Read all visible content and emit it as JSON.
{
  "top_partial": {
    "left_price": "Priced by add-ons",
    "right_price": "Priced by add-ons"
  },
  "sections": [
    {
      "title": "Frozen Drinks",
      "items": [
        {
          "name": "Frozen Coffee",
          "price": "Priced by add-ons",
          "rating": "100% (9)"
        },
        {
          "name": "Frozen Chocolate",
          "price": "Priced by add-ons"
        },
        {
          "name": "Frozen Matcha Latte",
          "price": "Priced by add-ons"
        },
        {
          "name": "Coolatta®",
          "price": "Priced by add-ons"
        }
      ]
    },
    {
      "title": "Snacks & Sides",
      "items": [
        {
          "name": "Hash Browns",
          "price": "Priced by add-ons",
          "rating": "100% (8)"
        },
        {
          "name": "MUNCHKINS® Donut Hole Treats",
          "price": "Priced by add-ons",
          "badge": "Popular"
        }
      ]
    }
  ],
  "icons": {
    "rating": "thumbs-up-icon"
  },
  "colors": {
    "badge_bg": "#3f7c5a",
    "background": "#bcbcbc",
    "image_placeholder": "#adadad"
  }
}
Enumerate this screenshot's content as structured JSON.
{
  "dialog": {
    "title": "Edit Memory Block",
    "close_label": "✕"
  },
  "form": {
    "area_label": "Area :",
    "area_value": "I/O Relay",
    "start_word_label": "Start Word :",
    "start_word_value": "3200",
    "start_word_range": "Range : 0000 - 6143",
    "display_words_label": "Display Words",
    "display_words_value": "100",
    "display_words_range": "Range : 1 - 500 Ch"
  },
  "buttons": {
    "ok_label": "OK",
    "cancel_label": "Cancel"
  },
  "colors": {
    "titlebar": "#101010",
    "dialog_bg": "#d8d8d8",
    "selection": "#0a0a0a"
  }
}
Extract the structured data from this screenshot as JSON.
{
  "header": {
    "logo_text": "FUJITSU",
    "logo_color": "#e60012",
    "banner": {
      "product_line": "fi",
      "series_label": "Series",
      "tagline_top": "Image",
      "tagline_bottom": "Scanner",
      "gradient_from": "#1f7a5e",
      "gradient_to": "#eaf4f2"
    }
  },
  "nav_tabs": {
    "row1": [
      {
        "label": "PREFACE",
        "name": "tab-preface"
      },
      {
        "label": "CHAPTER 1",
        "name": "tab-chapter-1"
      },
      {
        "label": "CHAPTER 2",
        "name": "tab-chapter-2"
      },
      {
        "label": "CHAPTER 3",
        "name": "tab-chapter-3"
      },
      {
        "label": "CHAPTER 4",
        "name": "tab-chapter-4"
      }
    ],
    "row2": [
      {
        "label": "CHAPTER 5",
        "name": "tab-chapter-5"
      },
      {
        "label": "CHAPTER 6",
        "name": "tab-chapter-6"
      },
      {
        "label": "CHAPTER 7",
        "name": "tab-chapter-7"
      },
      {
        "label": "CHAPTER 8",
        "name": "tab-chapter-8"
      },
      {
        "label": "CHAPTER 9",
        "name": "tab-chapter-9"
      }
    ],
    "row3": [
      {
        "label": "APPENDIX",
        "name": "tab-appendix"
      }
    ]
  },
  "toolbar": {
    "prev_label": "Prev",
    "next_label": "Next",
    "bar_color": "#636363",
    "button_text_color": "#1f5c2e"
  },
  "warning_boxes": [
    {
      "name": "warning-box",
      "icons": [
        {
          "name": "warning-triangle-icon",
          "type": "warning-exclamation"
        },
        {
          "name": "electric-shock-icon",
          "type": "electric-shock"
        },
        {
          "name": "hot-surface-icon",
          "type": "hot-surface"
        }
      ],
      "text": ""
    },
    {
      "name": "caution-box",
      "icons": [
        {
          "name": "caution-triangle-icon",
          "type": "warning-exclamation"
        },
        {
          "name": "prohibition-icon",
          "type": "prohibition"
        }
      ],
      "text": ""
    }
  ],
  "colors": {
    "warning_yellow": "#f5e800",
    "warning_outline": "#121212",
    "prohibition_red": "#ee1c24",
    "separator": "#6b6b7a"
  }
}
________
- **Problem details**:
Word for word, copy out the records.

- **Solution below**:
Read all visible content and emit it as JSON.
{
  "top_partial": {
    "left_price": "Priced by add-ons",
    "right_price": "Priced by add-ons"
  },
  "sections": [
    {
      "title": "Frozen Drinks",
      "items": [
        {
          "name": "Frozen Coffee",
          "price": "Priced by add-ons",
          "rating": "100% (9)"
        },
        {
          "name": "Frozen Chocolate",
          "price": "Priced by add-ons"
        },
        {
          "name": "Frozen Matcha Latte",
          "price": "Priced by add-ons"
        },
        {
          "name": "Coolatta®",
          "price": "Priced by add-ons"
        }
      ]
    },
    {
      "title": "Snacks & Sides",
      "items": [
        {
          "name": "Hash Browns",
          "price": "Priced by add-ons",
          "rating": "100% (8)"
        },
        {
          "name": "MUNCHKINS® Donut Hole Treats",
          "price": "Priced by add-ons",
          "badge": "Popular"
        }
      ]
    }
  ],
  "icons": {
    "rating": "thumbs-up-icon"
  },
  "colors": {
    "badge_bg": "#3f7c5a",
    "background": "#bcbcbc",
    "image_placeholder": "#adadad"
  }
}
Enumerate this screenshot's content as structured JSON.
{
  "dialog": {
    "title": "Edit Memory Block",
    "close_label": "✕"
  },
  "form": {
    "area_label": "Area :",
    "area_value": "I/O Relay",
    "start_word_label": "Start Word :",
    "start_word_value": "3200",
    "start_word_range": "Range : 0000 - 6143",
    "display_words_label": "Display Words",
    "display_words_value": "100",
    "display_words_range": "Range : 1 - 500 Ch"
  },
  "buttons": {
    "ok_label": "OK",
    "cancel_label": "Cancel"
  },
  "colors": {
    "titlebar": "#101010",
    "dialog_bg": "#d8d8d8",
    "selection": "#0a0a0a"
  }
}
Extract the structured data from this screenshot as JSON.
{
  "header": {
    "logo_text": "FUJITSU",
    "logo_color": "#e60012",
    "banner": {
      "product_line": "fi",
      "series_label": "Series",
      "tagline_top": "Image",
      "tagline_bottom": "Scanner",
      "gradient_from": "#1f7a5e",
      "gradient_to": "#eaf4f2"
    }
  },
  "nav_tabs": {
    "row1": [
      {
        "label": "PREFACE",
        "name": "tab-preface"
      },
      {
        "label": "CHAPTER 1",
        "name": "tab-chapter-1"
      },
      {
        "label": "CHAPTER 2",
        "name": "tab-chapter-2"
      },
      {
        "label": "CHAPTER 3",
        "name": "tab-chapter-3"
      },
      {
        "label": "CHAPTER 4",
        "name": "tab-chapter-4"
      }
    ],
    "row2": [
      {
        "label": "CHAPTER 5",
        "name": "tab-chapter-5"
      },
      {
        "label": "CHAPTER 6",
        "name": "tab-chapter-6"
      },
      {
        "label": "CHAPTER 7",
        "name": "tab-chapter-7"
      },
      {
        "label": "CHAPTER 8",
        "name": "tab-chapter-8"
      },
      {
        "label": "CHAPTER 9",
        "name": "tab-chapter-9"
      }
    ],
    "row3": [
      {
        "label": "APPENDIX",
        "name": "tab-appendix"
      }
    ]
  },
  "toolbar": {
    "prev_label": "Prev",
    "next_label": "Next",
    "bar_color": "#636363",
    "button_text_color": "#1f5c2e"
  },
  "warning_boxes": [
    {
      "name": "warning-box",
      "icons": [
        {
          "name": "warning-triangle-icon",
          "type": "warning-exclamation"
        },
        {
          "name": "electric-shock-icon",
          "type": "electric-shock"
        },
        {
          "name": "hot-surface-icon",
          "type": "hot-surface"
        }
      ],
      "text": ""
    },
    {
      "name": "caution-box",
      "icons": [
        {
          "name": "caution-triangle-icon",
          "type": "warning-exclamation"
        },
        {
          "name": "prohibition-icon",
          "type": "prohibition"
        }
      ],
      "text": ""
    }
  ],
  "colors": {
    "warning_yellow": "#f5e800",
    "warning_outline": "#121212",
    "prohibition_red": "#ee1c24",
    "separator": "#6b6b7a"
  }
}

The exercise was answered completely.